Two incompletions and a defensive penalty later, the Chargers have 2nd and 10 at their own 39.
While I don't want to drag this out with breaking down the incompletions that occurred on the drive, I did watch them, and if I can really over-simplify, Rivers just looked inconsistent. His accuracy was not there on a lot of those throws, and there wasn't a good excuse for it, like pressure in his face or a bad route or any of that. I don't know enough (or much of anything) about the mechanics of throwing, so I can't offer any more than to say he lost his accuracy at times. That was the number one reason that some of the plays didn't work.
A year or two into Rivers holding the starting job, his numbers against the blitz were alarmingly less efficient than his number when the defense rushed four or fewer. That no longer appears to be a concern. He was able to go to three different hot receivers on this route and make quick completions to each of them. Then on that final play, the Giants rushed only four, played coverage, and one of San Diego's tall, fast receivers was able to make a big play downfield. The chemistry between Rivers and his receivers is pretty stunning to watch, as they all made the right adjustments to beat the pressures the Giants were using (though I guess it was not that hard, since the Giants only blitzing involved one or both of their lienabckers. That struck me as unimaginative.) It's also an interesting template for the Cowboys. San Diego was viewed as having a pretty average-to-below-average set of receivers for much of Rivers' time, though now this group looks pretty lethal. However, it's still the same bunch of unheralded receivers. Three of the four receivers playing on this drive have been on the team since 2005 (Naanee was drafted in 2007). They don't have stunning pedigrees either. Malcom Floyd and Antonio Gates were undrafted. Naanee was drafted in the fifth round. As a second-round pick, Jackson is the only exception. They have drafted a wide receiver in the first round recently (LSU's Buster Davis in 2007), but he's pretty much been a bust, is currently fifth on the depth chart, and has not caught a pass this year.
These receivers have developed together over time and by staying in the same offense with the same quarterback have come to a point where they feel comfortable and are able to get the most out of their talent. Some players suck no matter how familiar they are with the system, but there's also a lot of guys out there who look like borderline players until you let them get comfortable with a few years of repetition.
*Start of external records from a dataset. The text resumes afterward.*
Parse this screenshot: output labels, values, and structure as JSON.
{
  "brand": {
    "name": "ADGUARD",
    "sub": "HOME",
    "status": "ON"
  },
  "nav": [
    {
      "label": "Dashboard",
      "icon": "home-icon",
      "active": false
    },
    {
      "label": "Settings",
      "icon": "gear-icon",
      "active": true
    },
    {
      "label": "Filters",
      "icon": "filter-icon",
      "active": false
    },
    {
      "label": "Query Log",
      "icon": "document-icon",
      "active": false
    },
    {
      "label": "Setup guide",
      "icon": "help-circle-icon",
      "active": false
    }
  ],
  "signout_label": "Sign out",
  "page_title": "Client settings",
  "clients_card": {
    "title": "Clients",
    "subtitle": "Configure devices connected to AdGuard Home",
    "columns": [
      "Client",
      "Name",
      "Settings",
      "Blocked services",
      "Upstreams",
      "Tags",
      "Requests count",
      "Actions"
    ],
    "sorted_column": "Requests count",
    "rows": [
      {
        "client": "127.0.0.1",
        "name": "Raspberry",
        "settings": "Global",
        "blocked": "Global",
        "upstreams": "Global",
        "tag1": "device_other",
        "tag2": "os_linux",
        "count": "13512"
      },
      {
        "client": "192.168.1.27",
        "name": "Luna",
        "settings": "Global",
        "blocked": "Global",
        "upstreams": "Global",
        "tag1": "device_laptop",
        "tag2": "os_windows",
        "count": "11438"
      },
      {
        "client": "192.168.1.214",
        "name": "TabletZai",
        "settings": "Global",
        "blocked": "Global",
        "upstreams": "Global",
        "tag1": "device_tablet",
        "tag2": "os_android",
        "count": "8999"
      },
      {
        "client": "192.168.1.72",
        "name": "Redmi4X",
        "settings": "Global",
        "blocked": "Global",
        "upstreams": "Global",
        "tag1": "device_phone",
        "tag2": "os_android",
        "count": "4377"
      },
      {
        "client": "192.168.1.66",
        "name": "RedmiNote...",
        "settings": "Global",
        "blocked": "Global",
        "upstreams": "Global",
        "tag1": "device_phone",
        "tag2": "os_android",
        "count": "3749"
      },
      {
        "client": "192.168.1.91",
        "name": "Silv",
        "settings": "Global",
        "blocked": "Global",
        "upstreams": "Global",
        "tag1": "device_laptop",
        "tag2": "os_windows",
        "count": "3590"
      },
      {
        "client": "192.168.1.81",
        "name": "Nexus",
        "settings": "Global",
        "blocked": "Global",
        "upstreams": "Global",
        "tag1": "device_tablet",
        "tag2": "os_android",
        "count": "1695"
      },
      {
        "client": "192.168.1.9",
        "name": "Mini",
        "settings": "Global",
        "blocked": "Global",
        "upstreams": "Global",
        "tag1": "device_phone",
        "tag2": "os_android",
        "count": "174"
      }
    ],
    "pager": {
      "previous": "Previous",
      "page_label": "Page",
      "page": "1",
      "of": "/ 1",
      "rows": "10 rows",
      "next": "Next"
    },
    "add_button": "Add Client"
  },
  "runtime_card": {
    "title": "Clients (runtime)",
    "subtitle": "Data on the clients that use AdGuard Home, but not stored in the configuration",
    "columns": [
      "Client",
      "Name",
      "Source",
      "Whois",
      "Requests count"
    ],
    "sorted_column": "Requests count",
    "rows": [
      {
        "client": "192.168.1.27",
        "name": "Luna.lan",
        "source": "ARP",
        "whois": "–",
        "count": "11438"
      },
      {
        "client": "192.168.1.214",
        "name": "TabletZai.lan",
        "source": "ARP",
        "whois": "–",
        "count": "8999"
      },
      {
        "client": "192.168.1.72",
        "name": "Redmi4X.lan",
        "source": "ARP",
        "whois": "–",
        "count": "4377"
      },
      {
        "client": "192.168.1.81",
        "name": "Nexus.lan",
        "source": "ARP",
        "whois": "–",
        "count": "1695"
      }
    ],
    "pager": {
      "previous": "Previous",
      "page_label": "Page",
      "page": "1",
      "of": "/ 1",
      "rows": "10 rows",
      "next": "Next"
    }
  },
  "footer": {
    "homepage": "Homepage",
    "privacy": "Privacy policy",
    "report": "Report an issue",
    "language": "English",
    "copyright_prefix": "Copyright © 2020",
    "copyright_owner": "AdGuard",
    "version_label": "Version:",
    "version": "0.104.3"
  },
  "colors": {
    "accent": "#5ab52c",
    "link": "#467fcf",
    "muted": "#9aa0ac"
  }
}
Like the Steelers do with their linebackers. My point here with how this applies to the Cowboys is their chemistry when operating out of the shotgun and facing the blitz. The Chargers used to have real problems doing that, but now they're pretty awesome at it. They did not have to change their personnel to achieve this effect, they just kept working at it, and after a couple years of having the same lineup, they now have the chemistry to pull it off. Lost in all this talk about the Cowboys' balance and Garrett's supposed overuse of shotgun is the fact that most teams have more success passing from the shotgun than they do under center. Further, some teams (Patriots, Colts, Chargers, etc.) can pass from shotgun quite a bit and keep having success. For now, I support the idea that the Cowboys should ride what gets them yards (the 22 and 12 packages) more than they do. But if they want to use shotgun often, that can be fine if they learn to do it as well as they do their under center, two-tight-end stuff, and the Chargers' show that there is hope they can get there one day.